#### [WORK TO COMPLETE]
From the records below, copy out each line that has the word "merging".

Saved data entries
== Segment start ==

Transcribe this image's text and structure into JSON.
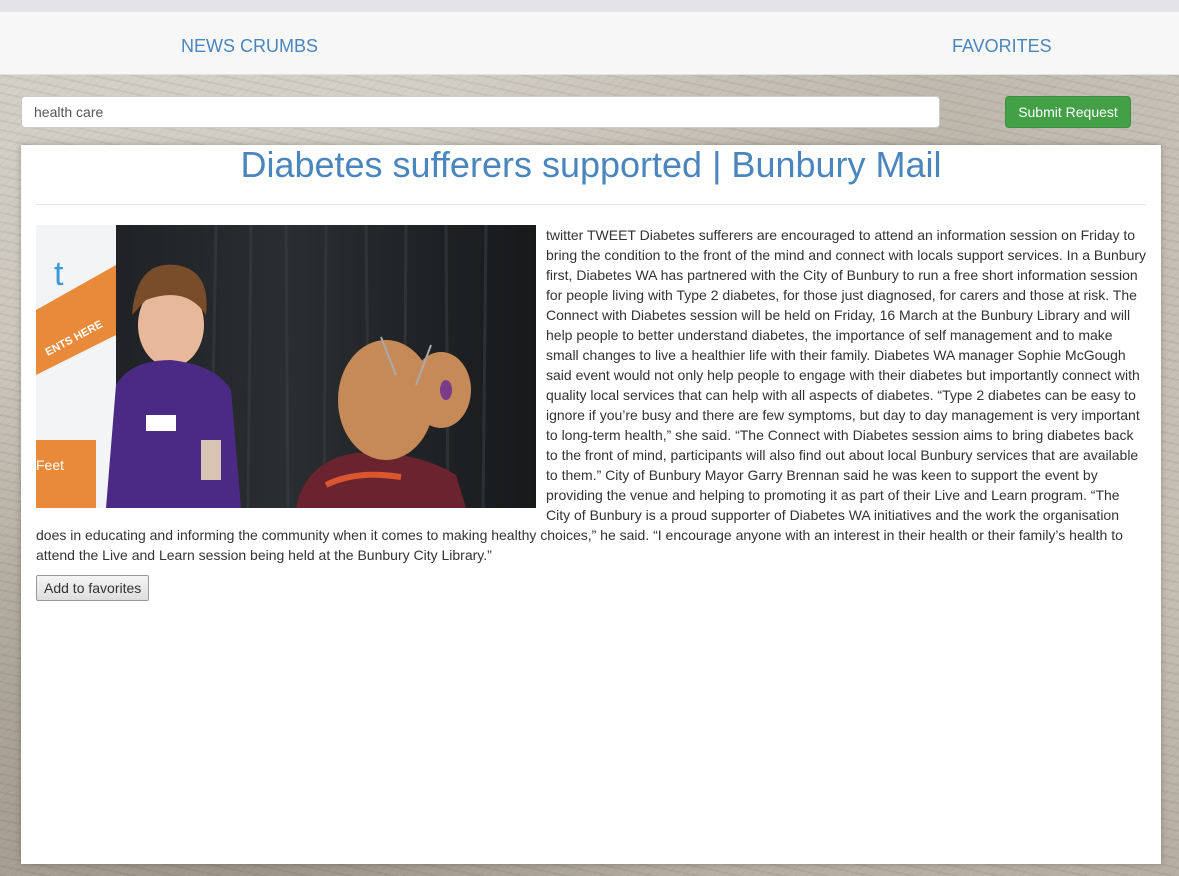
{
  "nav": {
    "brand": "NEWS CRUMBS",
    "favorites": "FAVORITES"
  },
  "search": {
    "value": "health care",
    "submit_label": "Submit Request"
  },
  "article": {
    "title": "Diabetes sufferers supported | Bunbury Mail",
    "image_alt": "Diabetes WA staff member talking with a woman at an information stand",
    "body": "twitter TWEET Diabetes sufferers are encouraged to attend an information session on Friday to bring the condition to the front of the mind and connect with locals support services. In a Bunbury first, Diabetes WA has partnered with the City of Bunbury to run a free short information session for people living with Type 2 diabetes, for those just diagnosed, for carers and those at risk. The Connect with Diabetes session will be held on Friday, 16 March at the Bunbury Library and will help people to better understand diabetes, the importance of self management and to make small changes to live a healthier life with their family. Diabetes WA manager Sophie McGough said event would not only help people to engage with their diabetes but importantly connect with quality local services that can help with all aspects of diabetes. “Type 2 diabetes can be easy to ignore if you’re busy and there are few symptoms, but day to day management is very important to long-term health,” she said. “The Connect with Diabetes session aims to bring diabetes back to the front of mind, participants will also find out about local Bunbury services that are available to them.” City of Bunbury Mayor Garry Brennan said he was keen to support the event by providing the venue and helping to promoting it as part of their Live and Learn program. “The City of Bunbury is a proud supporter of Diabetes WA initiatives and the work the organisation does in educating and informing the community when it comes to making healthy choices,” he said. “I encourage anyone with an interest in their health or their family’s health to attend the Live and Learn session being held at the Bunbury City Library.”",
    "add_favorites_label": "Add to favorites"
  },
  "colors": {
    "link": "#4a86bd",
    "submit": "#43a047"
  }
}
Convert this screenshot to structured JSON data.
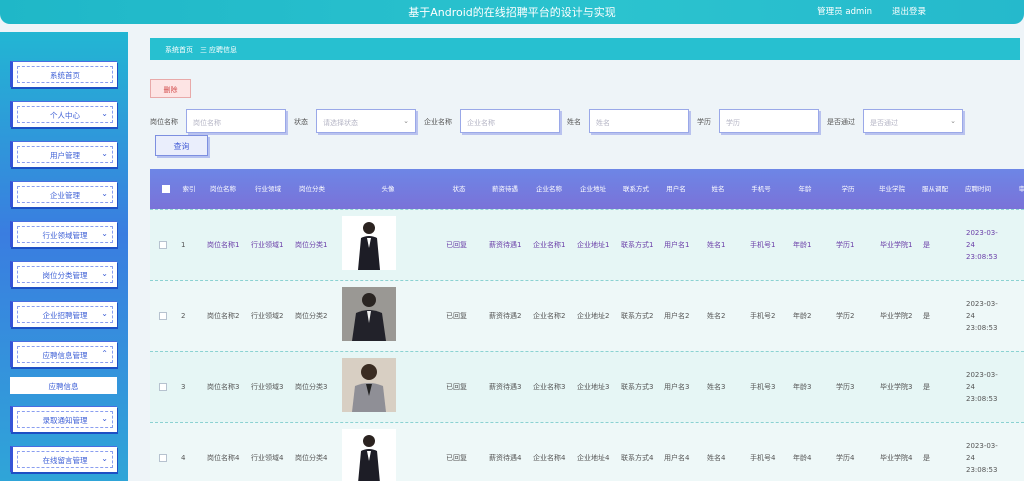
{
  "header": {
    "title": "基于Android的在线招聘平台的设计与实现",
    "user_label": "管理员 admin",
    "logout": "退出登录"
  },
  "sidebar": {
    "items": [
      {
        "label": "系统首页"
      },
      {
        "label": "个人中心",
        "chevron": "⌄"
      },
      {
        "label": "用户管理",
        "chevron": "⌄"
      },
      {
        "label": "企业管理",
        "chevron": "⌄"
      },
      {
        "label": "行业领域管理",
        "chevron": "⌄"
      },
      {
        "label": "岗位分类管理",
        "chevron": "⌄"
      },
      {
        "label": "企业招聘管理",
        "chevron": "⌄"
      },
      {
        "label": "应聘信息管理",
        "chevron": "⌃"
      },
      {
        "label": "录取通知管理",
        "chevron": "⌄"
      },
      {
        "label": "在线留言管理",
        "chevron": "⌄"
      }
    ],
    "submenu": "应聘信息"
  },
  "breadcrumb": {
    "home": "系统首页",
    "sep": "三",
    "current": "应聘信息"
  },
  "toolbar": {
    "delete_label": "删除",
    "query_label": "查询"
  },
  "search": {
    "job_label": "岗位名称",
    "job_placeholder": "岗位名称",
    "status_label": "状态",
    "status_placeholder": "请选择状态",
    "company_label": "企业名称",
    "company_placeholder": "企业名称",
    "name_label": "姓名",
    "name_placeholder": "姓名",
    "edu_label": "学历",
    "edu_placeholder": "学历",
    "pass_label": "是否通过",
    "pass_placeholder": "是否通过"
  },
  "table": {
    "headers": [
      "索引",
      "岗位名称",
      "行业领域",
      "岗位分类",
      "头像",
      "状态",
      "薪资待遇",
      "企业名称",
      "企业地址",
      "联系方式",
      "用户名",
      "姓名",
      "手机号",
      "年龄",
      "学历",
      "毕业学院",
      "服从调配",
      "应聘时间",
      "审"
    ],
    "rows": [
      {
        "idx": "1",
        "job": "岗位名称1",
        "field": "行业领域1",
        "cat": "岗位分类1",
        "status": "已回复",
        "salary": "薪资待遇1",
        "company": "企业名称1",
        "addr": "企业地址1",
        "contact": "联系方式1",
        "user": "用户名1",
        "name": "姓名1",
        "phone": "手机号1",
        "age": "年龄1",
        "edu": "学历1",
        "school": "毕业学院1",
        "obey": "是",
        "time": "2023-03-24 23:08:53"
      },
      {
        "idx": "2",
        "job": "岗位名称2",
        "field": "行业领域2",
        "cat": "岗位分类2",
        "status": "已回复",
        "salary": "薪资待遇2",
        "company": "企业名称2",
        "addr": "企业地址2",
        "contact": "联系方式2",
        "user": "用户名2",
        "name": "姓名2",
        "phone": "手机号2",
        "age": "年龄2",
        "edu": "学历2",
        "school": "毕业学院2",
        "obey": "是",
        "time": "2023-03-24 23:08:53"
      },
      {
        "idx": "3",
        "job": "岗位名称3",
        "field": "行业领域3",
        "cat": "岗位分类3",
        "status": "已回复",
        "salary": "薪资待遇3",
        "company": "企业名称3",
        "addr": "企业地址3",
        "contact": "联系方式3",
        "user": "用户名3",
        "name": "姓名3",
        "phone": "手机号3",
        "age": "年龄3",
        "edu": "学历3",
        "school": "毕业学院3",
        "obey": "是",
        "time": "2023-03-24 23:08:53"
      },
      {
        "idx": "4",
        "job": "岗位名称4",
        "field": "行业领域4",
        "cat": "岗位分类4",
        "status": "已回复",
        "salary": "薪资待遇4",
        "company": "企业名称4",
        "addr": "企业地址4",
        "contact": "联系方式4",
        "user": "用户名4",
        "name": "姓名4",
        "phone": "手机号4",
        "age": "年龄4",
        "edu": "学历4",
        "school": "毕业学院4",
        "obey": "是",
        "time": "2023-03-24 23:08:53"
      }
    ]
  },
  "colors": {
    "accent": "#27c0d0",
    "header_bg": "#6d86e6",
    "link": "#6a3ea8"
  }
}
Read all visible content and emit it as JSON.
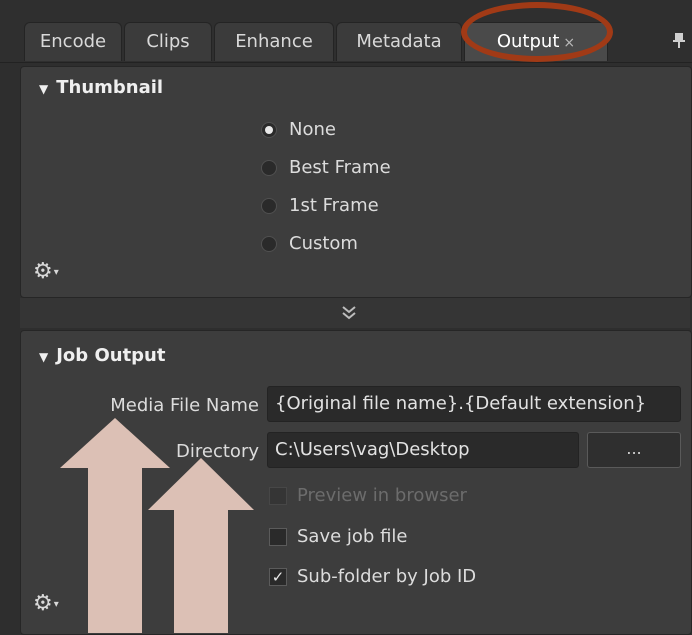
{
  "tabs": [
    {
      "label": "Encode",
      "active": false
    },
    {
      "label": "Clips",
      "active": false
    },
    {
      "label": "Enhance",
      "active": false
    },
    {
      "label": "Metadata",
      "active": false
    },
    {
      "label": "Output",
      "active": true,
      "close": "×"
    }
  ],
  "thumbnail": {
    "title": "Thumbnail",
    "options": [
      "None",
      "Best Frame",
      "1st Frame",
      "Custom"
    ],
    "selected": "None"
  },
  "collapse_glyph": "≚",
  "job_output": {
    "title": "Job Output",
    "media_file_name_label": "Media File Name",
    "media_file_name_value": "{Original file name}.{Default extension}",
    "directory_label": "Directory",
    "directory_value": "C:\\Users\\vag\\Desktop",
    "browse_label": "...",
    "checkboxes": [
      {
        "label": "Preview in browser",
        "checked": false,
        "enabled": false
      },
      {
        "label": "Save job file",
        "checked": false,
        "enabled": true
      },
      {
        "label": "Sub-folder by Job ID",
        "checked": true,
        "enabled": true
      }
    ]
  },
  "colors": {
    "annotation_oval": "#a13a16",
    "annotation_arrows": "#dcc0b5"
  },
  "icons": [
    "gear-icon",
    "pin-icon",
    "close-icon",
    "collapse-chevrons-icon"
  ]
}
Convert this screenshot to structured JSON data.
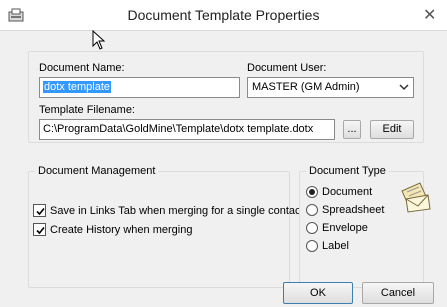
{
  "window": {
    "title": "Document Template Properties"
  },
  "document_name": {
    "label": "Document Name:",
    "value": "dotx template"
  },
  "document_user": {
    "label": "Document User:",
    "selected": "MASTER (GM Admin)"
  },
  "template_filename": {
    "label": "Template Filename:",
    "value": "C:\\ProgramData\\GoldMine\\Template\\dotx template.dotx",
    "browse_label": "...",
    "edit_label": "Edit"
  },
  "document_management": {
    "title": "Document Management",
    "options": [
      {
        "label": "Save in Links Tab when merging for a single contact",
        "checked": true
      },
      {
        "label": "Create History when merging",
        "checked": true
      }
    ]
  },
  "document_type": {
    "title": "Document Type",
    "options": [
      {
        "label": "Document",
        "selected": true
      },
      {
        "label": "Spreadsheet",
        "selected": false
      },
      {
        "label": "Envelope",
        "selected": false
      },
      {
        "label": "Label",
        "selected": false
      }
    ],
    "icon": "letter-envelope-icon"
  },
  "buttons": {
    "ok_label": "OK",
    "cancel_label": "Cancel"
  },
  "colors": {
    "selection": "#3399ff",
    "dialog_bg": "#f0f0f0"
  }
}
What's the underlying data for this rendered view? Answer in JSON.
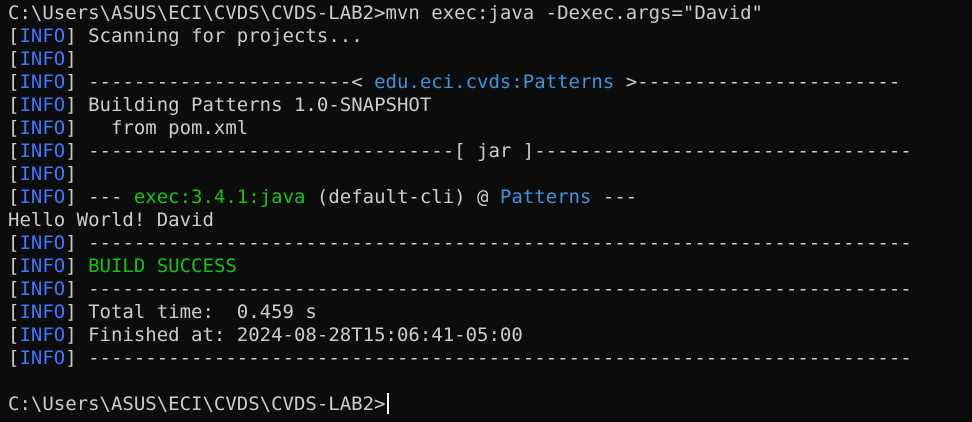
{
  "terminal": {
    "lines": [
      {
        "segments": [
          {
            "text": "C:\\Users\\ASUS\\ECI\\CVDS\\CVDS-LAB2>mvn exec:java -Dexec.args=\"David\"",
            "color": "w"
          }
        ]
      },
      {
        "segments": [
          {
            "text": "[",
            "color": "w"
          },
          {
            "text": "INFO",
            "color": "b"
          },
          {
            "text": "] Scanning for projects...",
            "color": "w"
          }
        ]
      },
      {
        "segments": [
          {
            "text": "[",
            "color": "w"
          },
          {
            "text": "INFO",
            "color": "b"
          },
          {
            "text": "]",
            "color": "w"
          }
        ]
      },
      {
        "segments": [
          {
            "text": "[",
            "color": "w"
          },
          {
            "text": "INFO",
            "color": "b"
          },
          {
            "text": "] -----------------------< ",
            "color": "w"
          },
          {
            "text": "edu.eci.cvds:Patterns",
            "color": "c"
          },
          {
            "text": " >-----------------------",
            "color": "w"
          }
        ]
      },
      {
        "segments": [
          {
            "text": "[",
            "color": "w"
          },
          {
            "text": "INFO",
            "color": "b"
          },
          {
            "text": "] Building Patterns 1.0-SNAPSHOT",
            "color": "w"
          }
        ]
      },
      {
        "segments": [
          {
            "text": "[",
            "color": "w"
          },
          {
            "text": "INFO",
            "color": "b"
          },
          {
            "text": "]   from pom.xml",
            "color": "w"
          }
        ]
      },
      {
        "segments": [
          {
            "text": "[",
            "color": "w"
          },
          {
            "text": "INFO",
            "color": "b"
          },
          {
            "text": "] --------------------------------[ jar ]---------------------------------",
            "color": "w"
          }
        ]
      },
      {
        "segments": [
          {
            "text": "[",
            "color": "w"
          },
          {
            "text": "INFO",
            "color": "b"
          },
          {
            "text": "]",
            "color": "w"
          }
        ]
      },
      {
        "segments": [
          {
            "text": "[",
            "color": "w"
          },
          {
            "text": "INFO",
            "color": "b"
          },
          {
            "text": "] --- ",
            "color": "w"
          },
          {
            "text": "exec:3.4.1:java",
            "color": "g"
          },
          {
            "text": " (default-cli) @ ",
            "color": "w"
          },
          {
            "text": "Patterns",
            "color": "c"
          },
          {
            "text": " ---",
            "color": "w"
          }
        ]
      },
      {
        "segments": [
          {
            "text": "Hello World! David",
            "color": "w"
          }
        ]
      },
      {
        "segments": [
          {
            "text": "[",
            "color": "w"
          },
          {
            "text": "INFO",
            "color": "b"
          },
          {
            "text": "] ------------------------------------------------------------------------",
            "color": "w"
          }
        ]
      },
      {
        "segments": [
          {
            "text": "[",
            "color": "w"
          },
          {
            "text": "INFO",
            "color": "b"
          },
          {
            "text": "] ",
            "color": "w"
          },
          {
            "text": "BUILD SUCCESS",
            "color": "g"
          }
        ]
      },
      {
        "segments": [
          {
            "text": "[",
            "color": "w"
          },
          {
            "text": "INFO",
            "color": "b"
          },
          {
            "text": "] ------------------------------------------------------------------------",
            "color": "w"
          }
        ]
      },
      {
        "segments": [
          {
            "text": "[",
            "color": "w"
          },
          {
            "text": "INFO",
            "color": "b"
          },
          {
            "text": "] Total time:  0.459 s",
            "color": "w"
          }
        ]
      },
      {
        "segments": [
          {
            "text": "[",
            "color": "w"
          },
          {
            "text": "INFO",
            "color": "b"
          },
          {
            "text": "] Finished at: 2024-08-28T15:06:41-05:00",
            "color": "w"
          }
        ]
      },
      {
        "segments": [
          {
            "text": "[",
            "color": "w"
          },
          {
            "text": "INFO",
            "color": "b"
          },
          {
            "text": "] ------------------------------------------------------------------------",
            "color": "w"
          }
        ]
      },
      {
        "segments": []
      }
    ],
    "prompt": "C:\\Users\\ASUS\\ECI\\CVDS\\CVDS-LAB2>"
  },
  "colors": {
    "background": "#0c0c0c",
    "text": "#cccccc",
    "info": "#3b78ff",
    "success": "#16c60c",
    "project": "#3a96dd"
  }
}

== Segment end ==

#### [WORKED SOLUTION]
        "label": "Save in Links Tab when merging for a single contact",
        "label": "Create History when merging",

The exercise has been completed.